UPA released eight shorts in 1950, starting with their third Fox and Crow short Punchy De Leon; this casts the two central characters as Spanish explorers searching for the fabled Fountain of Youth to claim a reward offered by the king. Spellbound Hound, the second Mr. Magoo short, features Magoo vacationing at a lake while a hound searches for an escaped convict hiding in the lake lodge; the dog struggles to inform Magoo of the prisoner’s presence, but Magoo ultimately helps apprehend the criminal by the end of the short. The Miner’s Daughter follows a prospector and his daughter Clementine as they attempt to strike it rich with gold; Clementine falls in love with a passing Harvard student who resists her advances.

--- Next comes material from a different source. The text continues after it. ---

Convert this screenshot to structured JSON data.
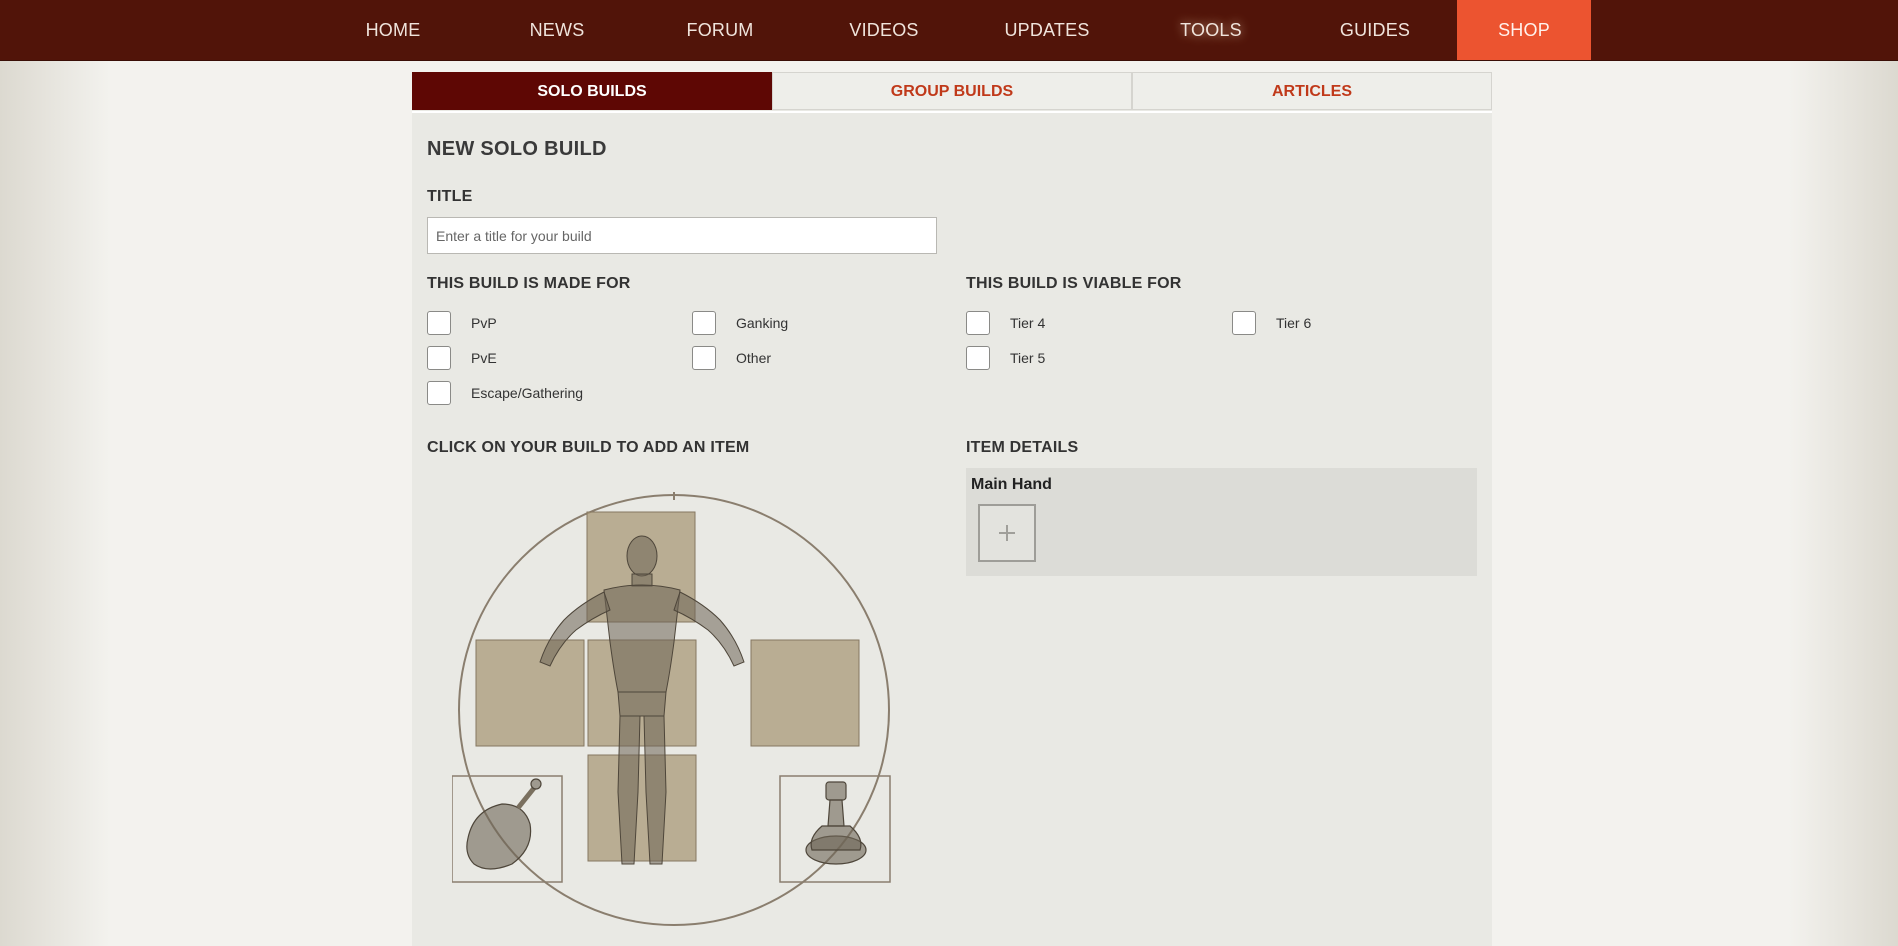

When the Harvard student discovers gold, the prospector lures him away with the smell of Boston baked beans; this allows the prospector to abscond with the assorted gold. Giddyap, the fourth short released in 1950, features an ice cart driver and his daughter who struggle to deliver ice in a time when cars can do so more efficiently; they ultimately adapt by purchasing a helicopter, which defeats their car-driving rival.
Trouble Indemnity, another Mr. Magoo short, received UPA’s second Academy Award nomination – it revolves a round a pair of grifters who attempt to fleece Magoo by having him sign a phony life insurance contract. It reveals that Mr. Magoo is a Rutgers alumnus; according to his creators, they wanted Magoo to be a college alumnus to show him as the “old college tie” sort of character who still demonstrates his spirit. The Popcorn Story is a comedic short illustrating the invention of popcorn – its inventor, Wilbur Shucks, inadvertently creates it and impresses a businessman who initially felt frustrated by his earlier products. The next short, Bungled Bungalow, is another Magoo short; here, Magoo must deal with an intruder, Hot House Harry, who tries to steal Magoo’s house from under him. The final short of 1950 happens to be the most important of that year for UPA – it is Gerald McBoing-Boing, their first Academy Award winner and a short preserved by the Library of Congress for its historical significance. This short follows the story of the eponymous boy, who communicates through numerous noises rather than a traditional language – one of the most iconic American animated shorts of the 1950s, Gerald McBoing-Boing is based on a Dr. Seuss and directed by Robert Cannon. The work demonstrates an early example of limited animation – the technique involves reducing the amount of animation between frames by limiting the amount needed to animate. While a Disney feature-length work would animate a character’s entire body, a limited-animation short would only animate those parts considered the most important; a key example of this would be the classic Yogi Bear shorts, where only his legs or head would move (with the rest of his body remaining static). Works like Gerald McBoing-Boing became influential as they illustrate a method of reducing animation costs; subsequent television-based works (such as Hanna-Barbera’s production) took this approach to heart, as television typically didn’t have anywhere near the budget of a feature film.